Northern Yemen, independent since 1918, was ruled by the Imams up to the revolution in 1962 when it became the Arab Republic of Yemen. Southern Yemen was a former British protectorate obtained its independence in 1967 and was named the Democratic People’s Republic of Yemen. In 1990 the two parts merged to form the Republic of Yemen with Sana’a as political and Aden as economic and cultural capital. Yemen is still very much a traditional, largely agricultural country with several thousand Yemenis dependent on fishing. There is still a nomadic minority living along the northern edges of the desert.
In early 2011, as part of the so-called ‘Arab Spring’, an uprising against the government broke out, and clashes with police and pro-government supporters steadily intensified. Many protestors demanded the immediate resignation of the leadership, and in particular that of President Ali Abdullah Saleh, who declared he would not seek another presidential term in 2013. After an assassination attempt in June 2011, Saleh fled, injured, to Saudi Arabia. Power was handed over to Vice President Abdu Rabu Mansur Hadi, with little change in policy. As protests continue the world’s keen interest in the Middle East only increases, and we watch to see what the newest development will be.

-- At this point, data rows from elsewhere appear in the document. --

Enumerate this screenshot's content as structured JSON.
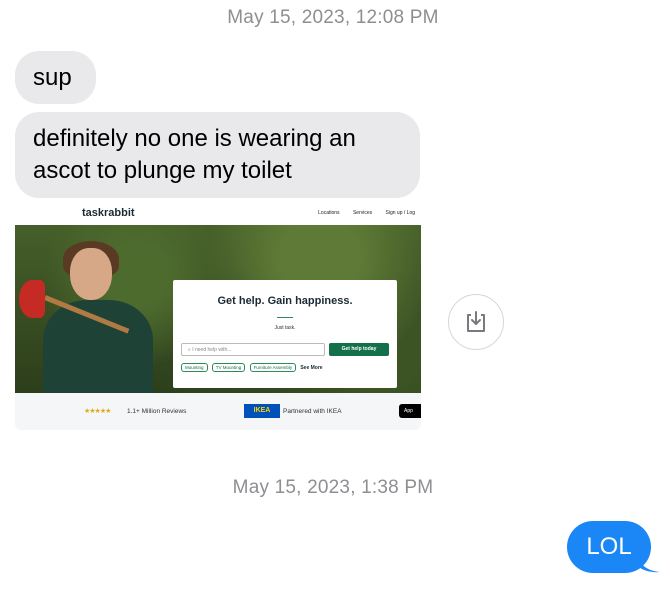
{
  "timestamps": [
    "May 15, 2023, 12:08 PM",
    "May 15, 2023, 1:38 PM"
  ],
  "messages": {
    "received": [
      "sup",
      "definitely no one is wearing an ascot to plunge my toilet"
    ],
    "sent": [
      "LOL"
    ]
  },
  "attachment": {
    "logo": "taskrabbit",
    "nav": [
      "Locations",
      "Services",
      "Sign up / Log"
    ],
    "headline": "Get help. Gain happiness.",
    "subhead": "Just task.",
    "search_placeholder": "I need help with...",
    "cta": "Get help today",
    "chips": [
      "Mounting",
      "TV Mounting",
      "Furniture Assembly"
    ],
    "see_more": "See More",
    "stars": "★★★★★",
    "reviews": "1.1+ Million Reviews",
    "ikea_logo": "IKEA",
    "partner": "Partnered with IKEA",
    "appstore": "App"
  },
  "icons": {
    "save": "download-to-tray-icon"
  },
  "colors": {
    "sent_bubble": "#1b87f7",
    "received_bubble": "#e9e9eb",
    "timestamp": "#8e8e93"
  }
}
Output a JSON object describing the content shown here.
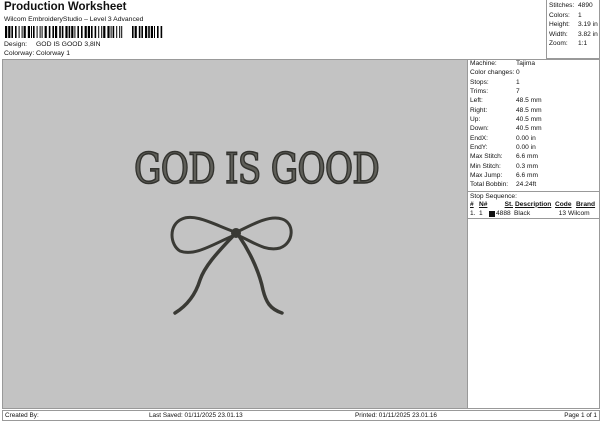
{
  "header": {
    "title": "Production Worksheet",
    "subtitle": "Wilcom EmbroideryStudio – Level 3 Advanced",
    "design_label": "Design:",
    "design_value": "GOD IS GOOD 3,8IN",
    "colorway_label": "Colorway:",
    "colorway_value": "Colorway 1"
  },
  "stats": [
    {
      "k": "Stitches:",
      "v": "4890"
    },
    {
      "k": "Colors:",
      "v": "1"
    },
    {
      "k": "Height:",
      "v": "3.19 in"
    },
    {
      "k": "Width:",
      "v": "3.82 in"
    },
    {
      "k": "Zoom:",
      "v": "1:1"
    }
  ],
  "details": [
    {
      "k": "Machine:",
      "v": "Tajima"
    },
    {
      "k": "Color changes:",
      "v": "0"
    },
    {
      "k": "Stops:",
      "v": "1"
    },
    {
      "k": "Trims:",
      "v": "7"
    },
    {
      "k": "Left:",
      "v": "48.5 mm"
    },
    {
      "k": "Right:",
      "v": "48.5 mm"
    },
    {
      "k": "Up:",
      "v": "40.5 mm"
    },
    {
      "k": "Down:",
      "v": "40.5 mm"
    },
    {
      "k": "EndX:",
      "v": "0.00 in"
    },
    {
      "k": "EndY:",
      "v": "0.00 in"
    },
    {
      "k": "Max Stitch:",
      "v": "6.6 mm"
    },
    {
      "k": "Min Stitch:",
      "v": "0.3 mm"
    },
    {
      "k": "Max Jump:",
      "v": "6.6 mm"
    },
    {
      "k": "Total Bobbin:",
      "v": "24.24ft"
    }
  ],
  "stop_sequence": {
    "title": "Stop Sequence:",
    "columns": [
      "#",
      "N#",
      "St.",
      "Description",
      "Code",
      "Brand"
    ],
    "rows": [
      {
        "num": "1.",
        "n": "1",
        "st": "4888",
        "desc": "Black",
        "code": "13",
        "brand": "Wilcom",
        "color": "#111111"
      }
    ]
  },
  "design": {
    "text": "GOD IS GOOD",
    "thread_color": "#3a3a35"
  },
  "footer": {
    "created": "Created By:",
    "saved": "Last Saved: 01/11/2025 23.01.13",
    "printed": "Printed: 01/11/2025 23.01.16",
    "page": "Page 1 of 1"
  }
}
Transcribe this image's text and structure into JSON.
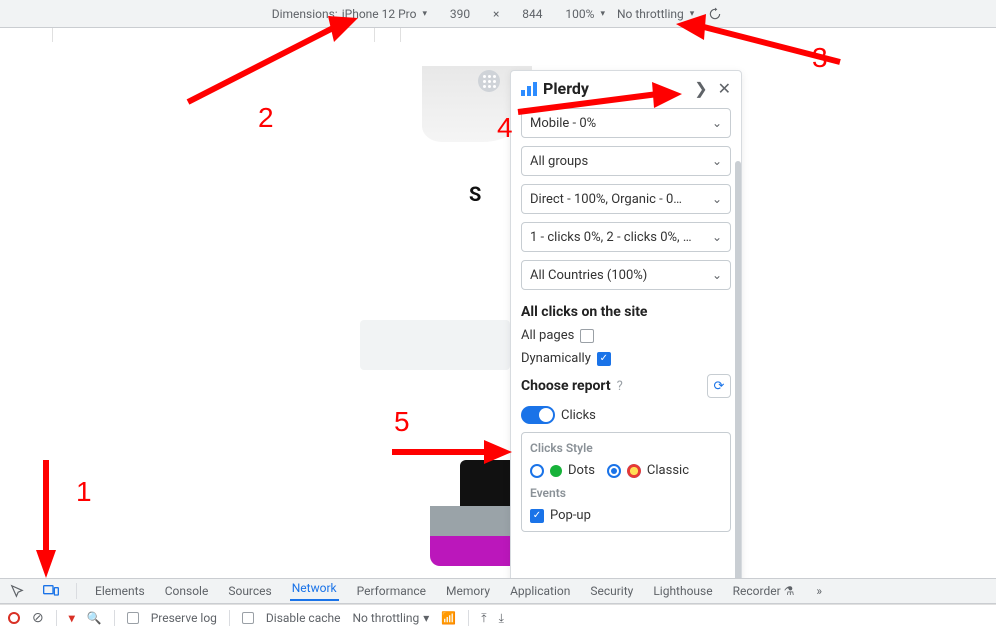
{
  "device_bar": {
    "dimensions_label": "Dimensions:",
    "device_name": "iPhone 12 Pro",
    "width": "390",
    "height": "844",
    "zoom": "100%",
    "throttling": "No throttling"
  },
  "plerdy": {
    "brand": "Plerdy",
    "selects": {
      "device": "Mobile - 0%",
      "groups": "All groups",
      "traffic": "Direct - 100%, Organic - 0…",
      "clicks": "1 - clicks 0%, 2 - clicks 0%, …",
      "countries": "All Countries (100%)"
    },
    "section_title": "All clicks on the site",
    "all_pages_label": "All pages",
    "dynamically_label": "Dynamically",
    "choose_report_label": "Choose report",
    "clicks_label": "Clicks",
    "style": {
      "heading": "Clicks Style",
      "dots": "Dots",
      "classic": "Classic"
    },
    "events": {
      "heading": "Events",
      "popup": "Pop-up"
    }
  },
  "devtools": {
    "tabs": [
      "Elements",
      "Console",
      "Sources",
      "Network",
      "Performance",
      "Memory",
      "Application",
      "Security",
      "Lighthouse",
      "Recorder"
    ],
    "active_tab": "Network",
    "filter": {
      "preserve_log": "Preserve log",
      "disable_cache": "Disable cache",
      "throttling": "No throttling"
    }
  },
  "annotations": {
    "n1": "1",
    "n2": "2",
    "n3": "3",
    "n4": "4",
    "n5": "5"
  }
}
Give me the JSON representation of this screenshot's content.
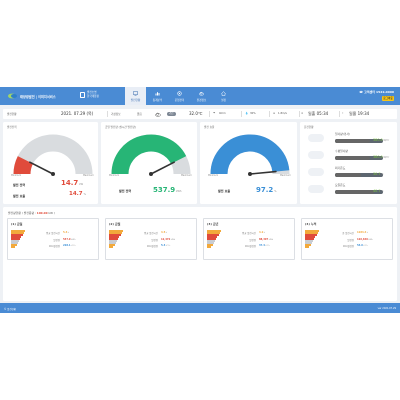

Interested in Yemen? Call +44 (0)20 7604 4408 for expert holiday advice